And I realized: you can write a song without having to play an instrument. If you hear music and hear words and melodies, you can sing something. And someone else can figure out what those chords are!
What have you learned by producing other artists that you’ve applied to producing your own records?
I think maybe one of my strengths as a producer is that I know what else they can do – and what else we can do to expand their vision, to put more colors on the canvas. Sometimes I’m able to pull those things out of other artists.
With me [on my own sessions], it’s just me in front of the microphone, and it’s a dark control room. I’m looking at the engineer, and I’m asking, “Any thoughts?” And they’re like, “It’s all good to me!” I’m like, “Give me something!”
Do you have a particular philosophy regarding how you work?

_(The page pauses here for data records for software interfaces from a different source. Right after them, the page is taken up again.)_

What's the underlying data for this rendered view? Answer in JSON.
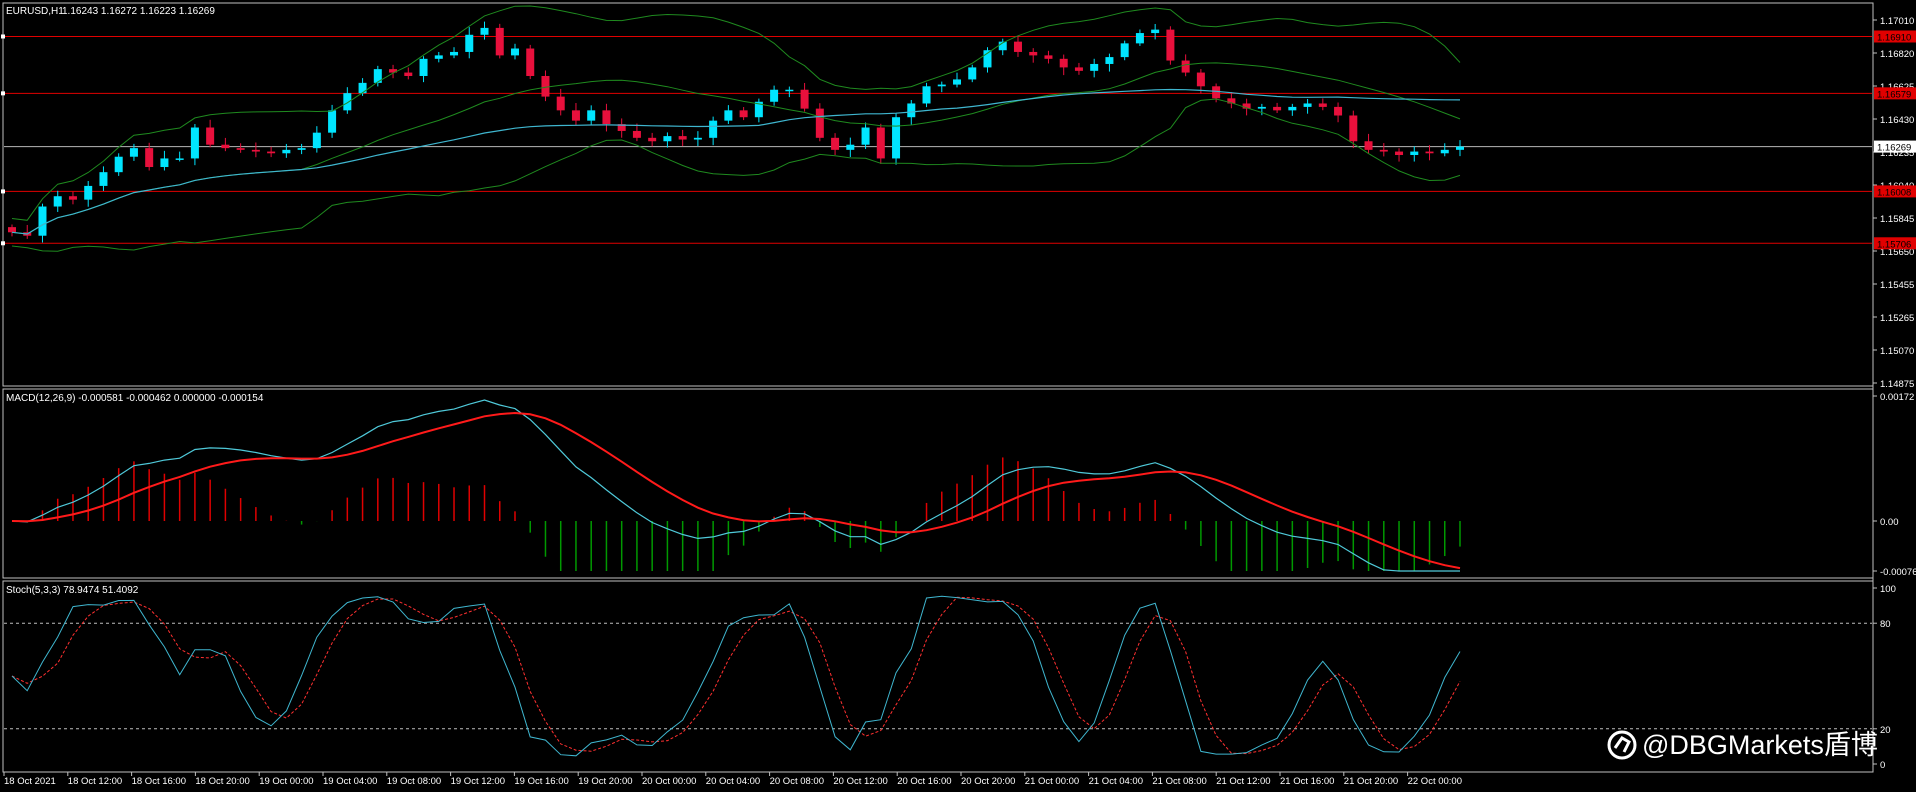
{
  "header": {
    "symbol": "EURUSD,H1",
    "quote": "1.16243 1.16272 1.16223 1.16269"
  },
  "colors": {
    "bull": "#00e5ff",
    "bear": "#e8103c",
    "bands": "#1f8a1f",
    "ma": "#3fb6cf",
    "hline": "#e00000",
    "macd_hist_pos": "#e00000",
    "macd_hist_neg": "#009900",
    "macd_line": "#4fc9d9",
    "signal_line": "#ff1a1a",
    "stoch_main": "#3fb6cf",
    "stoch_signal": "#ff3030",
    "grid_frame": "#c0c0c0"
  },
  "price_axis": {
    "ticks": [
      "1.17010",
      "1.16820",
      "1.16625",
      "1.16430",
      "1.16235",
      "1.16040",
      "1.15845",
      "1.15650",
      "1.15455",
      "1.15265",
      "1.15070",
      "1.14875"
    ],
    "current": "1.16269",
    "red_lines": [
      {
        "value": "1.16910",
        "price": 1.1691
      },
      {
        "value": "1.16579",
        "price": 1.16579
      },
      {
        "value": "1.16008",
        "price": 1.16008
      },
      {
        "value": "1.15706",
        "price": 1.15706
      }
    ]
  },
  "macd": {
    "label": "MACD(12,26,9) -0.000581 -0.000462 0.000000 -0.000154",
    "ticks": [
      "0.00172",
      "0.00",
      "-0.000767"
    ]
  },
  "stoch": {
    "label": "Stoch(5,3,3) 78.9474 51.4092",
    "ticks": [
      "100",
      "80",
      "20",
      "0"
    ]
  },
  "time_axis": [
    "18 Oct 2021",
    "18 Oct 12:00",
    "18 Oct 16:00",
    "18 Oct 20:00",
    "19 Oct 00:00",
    "19 Oct 04:00",
    "19 Oct 08:00",
    "19 Oct 12:00",
    "19 Oct 16:00",
    "19 Oct 20:00",
    "20 Oct 00:00",
    "20 Oct 04:00",
    "20 Oct 08:00",
    "20 Oct 12:00",
    "20 Oct 16:00",
    "20 Oct 20:00",
    "21 Oct 00:00",
    "21 Oct 04:00",
    "21 Oct 08:00",
    "21 Oct 12:00",
    "21 Oct 16:00",
    "21 Oct 20:00",
    "22 Oct 00:00"
  ],
  "watermark": "@DBGMarkets盾博",
  "chart_data": {
    "type": "candlestick",
    "symbol": "EURUSD",
    "timeframe": "H1",
    "y_range": [
      1.14875,
      1.17105
    ],
    "candles_close": [
      1.1577,
      1.1575,
      1.1592,
      1.1598,
      1.1596,
      1.1604,
      1.1612,
      1.1621,
      1.1626,
      1.1615,
      1.162,
      1.162,
      1.1638,
      1.1628,
      1.1626,
      1.1625,
      1.1624,
      1.1623,
      1.1625,
      1.1626,
      1.1635,
      1.1648,
      1.1658,
      1.1664,
      1.1672,
      1.167,
      1.1668,
      1.1678,
      1.168,
      1.1682,
      1.1692,
      1.1696,
      1.168,
      1.1684,
      1.1668,
      1.1656,
      1.1648,
      1.1642,
      1.1648,
      1.164,
      1.1636,
      1.1632,
      1.163,
      1.1633,
      1.1631,
      1.1632,
      1.1642,
      1.1648,
      1.1644,
      1.1653,
      1.166,
      1.166,
      1.1649,
      1.1632,
      1.1625,
      1.1628,
      1.1638,
      1.162,
      1.1644,
      1.1652,
      1.1662,
      1.1663,
      1.1666,
      1.1673,
      1.1683,
      1.1688,
      1.1682,
      1.168,
      1.1678,
      1.1673,
      1.1671,
      1.1675,
      1.1679,
      1.1687,
      1.1693,
      1.1695,
      1.1677,
      1.167,
      1.1662,
      1.1655,
      1.1652,
      1.1649,
      1.165,
      1.1648,
      1.165,
      1.1652,
      1.165,
      1.1645,
      1.163,
      1.1625,
      1.1624,
      1.1622,
      1.1624,
      1.1623,
      1.1625,
      1.16269
    ]
  }
}
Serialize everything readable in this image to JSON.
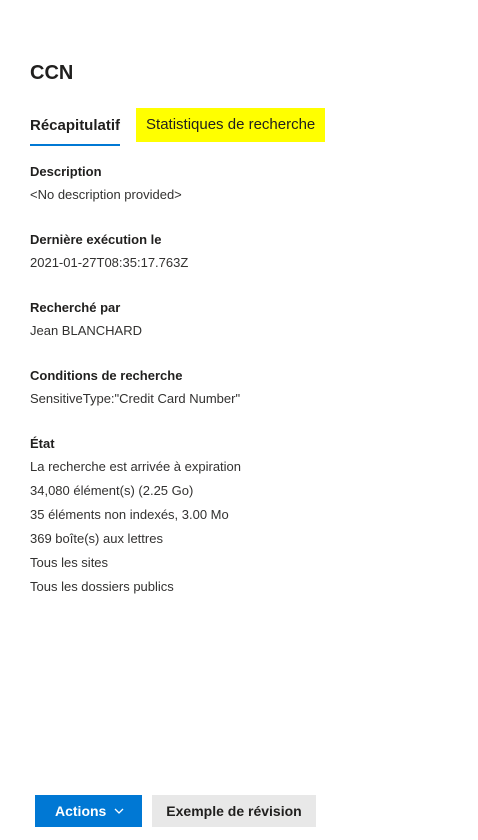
{
  "panel": {
    "title": "CCN"
  },
  "tabs": [
    {
      "label": "Récapitulatif"
    },
    {
      "label": "Statistiques de recherche"
    }
  ],
  "details": {
    "description": {
      "label": "Description",
      "value": "<No description provided>"
    },
    "last_run": {
      "label": "Dernière exécution le",
      "value": "2021-01-27T08:35:17.763Z"
    },
    "searched_by": {
      "label": "Recherché par",
      "value": "Jean BLANCHARD"
    },
    "conditions": {
      "label": "Conditions de recherche",
      "value": "SensitiveType:\"Credit Card Number\""
    },
    "state": {
      "label": "État",
      "lines": [
        "La recherche est arrivée à expiration",
        "34,080 élément(s) (2.25 Go)",
        "35 éléments non indexés, 3.00 Mo",
        "369 boîte(s) aux lettres",
        "Tous les sites",
        "Tous les dossiers publics"
      ]
    }
  },
  "footer": {
    "actions_label": "Actions",
    "review_label": "Exemple de révision"
  },
  "colors": {
    "accent": "#0078d4",
    "highlight": "#ffff00",
    "secondary_button": "#e8e8e8"
  }
}
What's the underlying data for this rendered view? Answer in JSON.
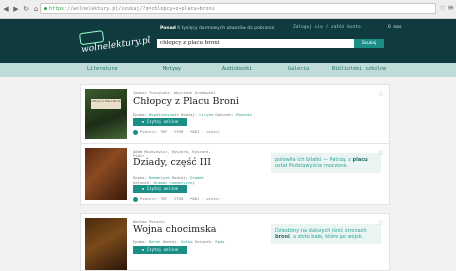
{
  "browser": {
    "url_scheme": "https",
    "url_rest": "://wolnelektury.pl/szukaj/?q=chlopcy+z+placu+broni"
  },
  "header": {
    "logo_text": "wolnelektury.pl",
    "promo_prefix": "Ponad",
    "promo_rest": "6 tysięcy darmowych utworów do pobrania",
    "user_links": "Zaloguj się / załóż konto",
    "user_name": "O nas",
    "search_value": "chłopcy z placu broni",
    "search_button": "Szukaj"
  },
  "nav": [
    "Literatura",
    "Motywy",
    "Audiobooki",
    "Galeria",
    "Biblioteki szkolne"
  ],
  "results": [
    {
      "authors": "Janusz Tuszyński, Wojciech Grabowski",
      "title": "Chłopcy z Placu Broni",
      "epoch_label": "Epoka:",
      "epoch": "Współczesność",
      "kind_label": "Rodzaj:",
      "kind": "Liryka",
      "genre_label": "Gatunek:",
      "genre": "Powieść",
      "read_button": "Czytaj online",
      "formats": "Pobierz: PDF · EPUB · MOBI · więcej",
      "quote": ""
    },
    {
      "authors": "Adam Mickiewicz, Ryszard, Ryszard,",
      "authors2": "Piotr",
      "title": "Dziady, część III",
      "epoch_label": "Epoka:",
      "epoch": "Romantyzm",
      "kind_label": "Rodzaj:",
      "kind": "Dramat",
      "genre_label": "Gatunek:",
      "genre": "Dramat romantyczny",
      "read_button": "Czytaj online",
      "formats": "Pobierz: PDF · EPUB · MOBI · więcej",
      "quote_pre": "polowiła ich bilatki — Patrzą, z",
      "quote_bold": "placu",
      "quote_post": "ostał Podstawyście moczone."
    },
    {
      "authors": "Wacław Potocki",
      "title": "Wojna chocimska",
      "epoch_label": "Epoka:",
      "epoch": "Barok",
      "kind_label": "Rodzaj:",
      "kind": "Epika",
      "genre_label": "Gatunek:",
      "genre": "Epos",
      "read_button": "Czytaj online",
      "formats": "",
      "quote_pre": "Dziedziny na dalszych lśnić stronach",
      "quote_bold": "broni",
      "quote_post": ", a złoto bałe, które po wojsk."
    }
  ]
}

I’m pretty hands on. I learned early on that if you let something go, that can be your downfall. [Some producers] just go in and get the sounds. “You’re on the road? Just come on in here, and we’ll polish up whatever you got.”
Well, if you don’t have great songs, you’re not going to have a great record. So before we even talk about that, I’m already writing songs. I’m already arranging the songs in my head. I’ve already got a vision. Because if you don’t, you’re wasting time in the studio.
When I’m in the studio, I get the right people. I mix the records, I edit the records. I go through all the vocals with the artist. And when we’re done with a song, I’ll take all those [recordings] and spend nights listening to get the right vocals together from what they did.
I’ve even gone so far as mastering the records. Not to say that there aren’t great mastering people, but I try to be involved in all that. Even if someone else is going to master it, I’ll go there and at least be listening.
To be continued…